In the latest issue of HackSpace magazine, Andrew Gregory explains how he set up a wildlife camera to track mysterious nocturnal visitors that kept waking up his dog. Spooky.
Something keeps waking my dog up in the middle of the night. That would be fine, except the dog keeps waking me up in the middle of the night. This is not fine. To find out what this is, I resolved to set up a wildlife camera to monitor the back garden.
There’s a range of cameras on the market for Raspberry Pi: I thought about the Pi Camera Module 3, the Raspberry Pi Global Shutter Camera, the Raspberry Pi High Quality Camera, and various heat-sensitive modules. But as the visitor comes at night, the logical place to start was the night vision camera module available at Pimoroni et al.
I’m starting out with a Raspberry Pi 4, as that’s what I have to hand; later on, when I’ve got the software working, I’ll transfer what I’ve learned to a Raspberry Pi Zero W.
The camera module comes with two ribbon cables; one to fit a full-fat Raspberry Pi, the other to fit the slightly smaller camera connector of the Raspberry Pi Zero. There’s a black plastic clip that pulls out, and pushes back in to tighten the connection. The blue side of the cable needs to face away from the pins on the connectors. In the terminal, I ran sudo apt update and sudo apt full upgrade, because it’s nice to have the latest software versions, and even nicer to see loads of text fly past and feel like I’m some sort of hacker. Now, to test that you’ve got everything connected, run the following command:

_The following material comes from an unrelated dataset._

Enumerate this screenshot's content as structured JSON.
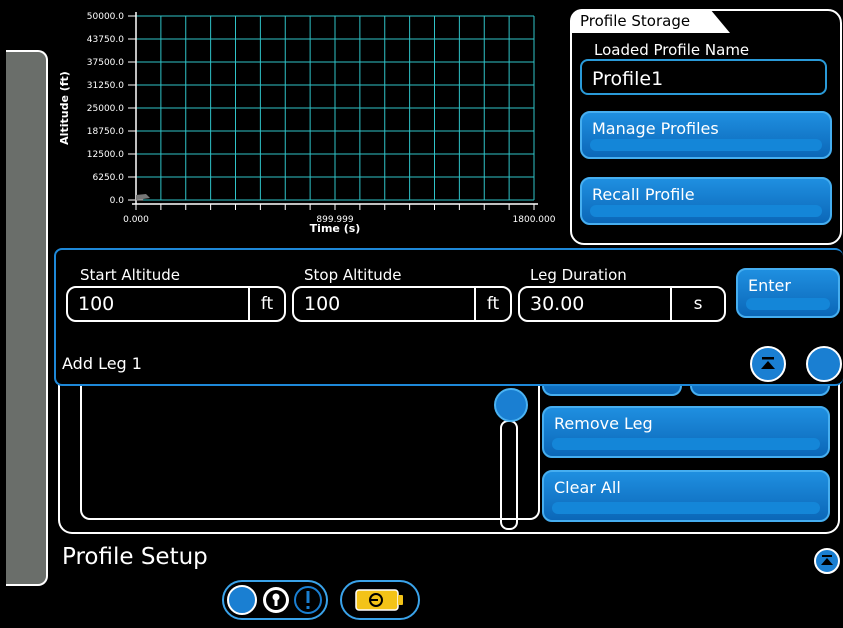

raspistill -v -o test.jpg
If all is well, you’ll see an image flash up on your screen for a second or two. The colours will be off – that’s because the night vision camera module uses infrared light (most camera modules filter this layer of the light spectrum out).
Now we know that the camera is connected, it’s time to install the software. The package I went with is called Pi-Timolo (Raspberry Pi Time, Motion, and Low light), by Claude Pageau.

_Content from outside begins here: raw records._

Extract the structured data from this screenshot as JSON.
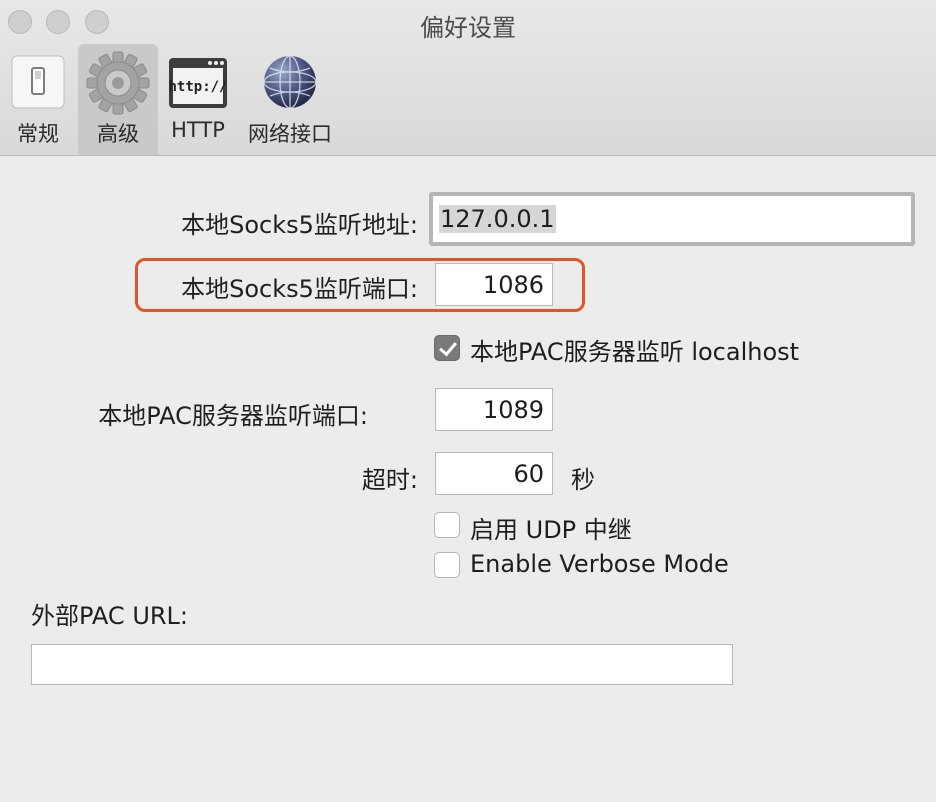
{
  "window": {
    "title": "偏好设置"
  },
  "toolbar": {
    "items": [
      {
        "label": "常规",
        "icon": "switch-icon"
      },
      {
        "label": "高级",
        "icon": "gear-icon"
      },
      {
        "label": "HTTP",
        "icon": "http-window-icon",
        "icon_text": "http://"
      },
      {
        "label": "网络接口",
        "icon": "globe-icon"
      }
    ],
    "selected": "高级"
  },
  "form": {
    "socks5_address": {
      "label": "本地Socks5监听地址:",
      "value": "127.0.0.1"
    },
    "socks5_port": {
      "label": "本地Socks5监听端口:",
      "value": "1086"
    },
    "pac_localhost": {
      "label": "本地PAC服务器监听 localhost",
      "checked": true
    },
    "pac_port": {
      "label": "本地PAC服务器监听端口:",
      "value": "1089"
    },
    "timeout": {
      "label": "超时:",
      "value": "60",
      "unit": "秒"
    },
    "udp_relay": {
      "label": "启用 UDP 中继",
      "checked": false
    },
    "verbose": {
      "label": "Enable Verbose Mode",
      "checked": false
    },
    "external_pac": {
      "label": "外部PAC URL:",
      "value": ""
    }
  },
  "annotation": {
    "color": "#e4532a"
  }
}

This is quite a hefty download, so run the following command:
curl -L https://raw.github.com/pageauc/pi-timolo/master/source/pi-timolo-install.sh | bash
And put the kettle on while it downloads.

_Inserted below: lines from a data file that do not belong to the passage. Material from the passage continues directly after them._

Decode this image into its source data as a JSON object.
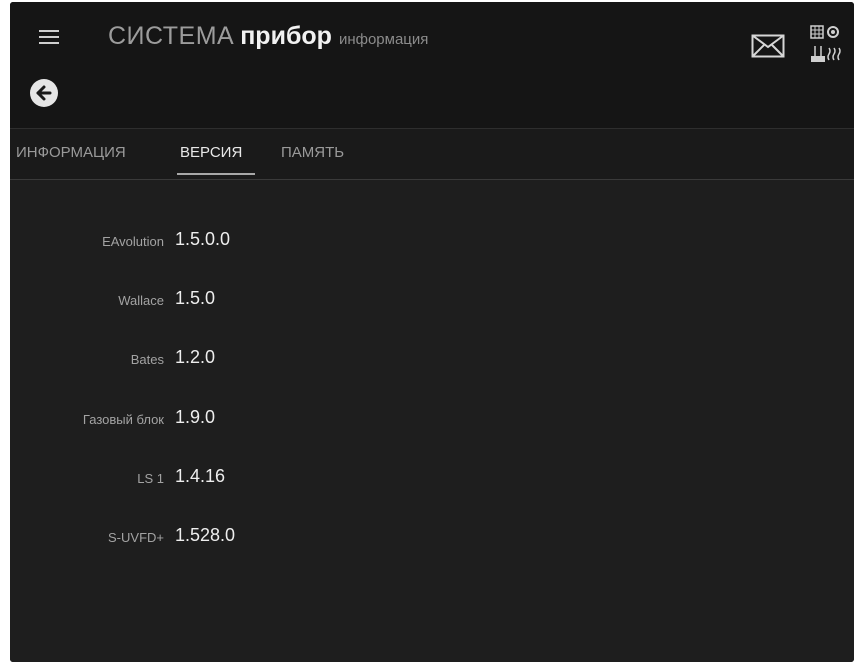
{
  "header": {
    "title_system": "СИСТЕМА",
    "title_device": "прибор",
    "title_sub": "информация",
    "menu_icon": "hamburger-menu-icon",
    "mail_icon": "mail-envelope-icon",
    "status_icon": "device-status-icon"
  },
  "nav": {
    "back_icon": "arrow-left-circle-icon"
  },
  "tabs": [
    {
      "label": "ИНФОРМАЦИЯ",
      "active": false
    },
    {
      "label": "ВЕРСИЯ",
      "active": true
    },
    {
      "label": "ПАМЯТЬ",
      "active": false
    }
  ],
  "versions": [
    {
      "label": "EAvolution",
      "value": "1.5.0.0"
    },
    {
      "label": "Wallace",
      "value": "1.5.0"
    },
    {
      "label": "Bates",
      "value": "1.2.0"
    },
    {
      "label": "Газовый блок",
      "value": "1.9.0"
    },
    {
      "label": "LS 1",
      "value": "1.4.16"
    },
    {
      "label": "S-UVFD+",
      "value": "1.528.0"
    }
  ],
  "colors": {
    "background": "#1d1d1d",
    "header_background": "#151515",
    "text_primary": "#eeeeee",
    "text_secondary": "#a3a3a3",
    "tab_indicator": "#a8a8a8"
  }
}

If you stuck around while Pi-Timolo was downloading, you’ll have noticed the names of loads of packages installing. Fortunately for us, Claude has created a menu system to guide the user through configuring it all; we won’t go into this here, other than to say that we keep to the defaults.
This object is going to live in the back garden, close enough to set up a video stream over the home Wi-Fi network, but far enough away that it’ll need battery power. In hindsight, we should have gone for a USB battery pack – these come ready to plug into whatever device you’re using, and have the benefit of some degree of protection. We opted for a 1200mAh 3.7 V LiPo battery, which comes naked and fragile, and can’t connect directly to the Raspberry Pi Zero W. We added a LiPo SHIM for Raspberry Pi Zero – this requires some soldering, but it comes with a header that you can solder the SHIM to, then slide it on and off the Raspberry Pi Zero W’s headers so you can reuse the board in other projects.
That’s the software and hardware just about sorted – now I just needed to build an enclosure. The classic for an outdoor project is a Tupperware box, with a hole cut out for the camera, but I want this to look nice, so I’ve found some scrap wood and I’m building a bird box-style enclosure. The benefit of this is that it uses a single plank of wood, cut into six pieces: a base, front, back, sides and a roof. The downside is that if your wood has been sitting around warping for a couple of years, it might not fit together snugly.
For the hole that fits the camera module, we found a 20 mm Forstner bit, which is the diameter that most closely matches the widest parts of the camera module, bored out four holes in a line, then cleaned the hole up with a chisel.
What have we learned from this build? First, there’s a reason that Tupperware containers are popular for outdoor projects. They’re waterproof, naturally, but they’re also thin enough that you can poke the camera lens through without interfering with either the light-dependent resistors or the infrared lights on the camera module. We’ve also learned that the 5MP sensor on the night vision camera feels tiny compared with the 12MP of the Raspberry Pi Camera Module 3, so we’re strongly tempted to find some infrared LEDs and make our own camera module.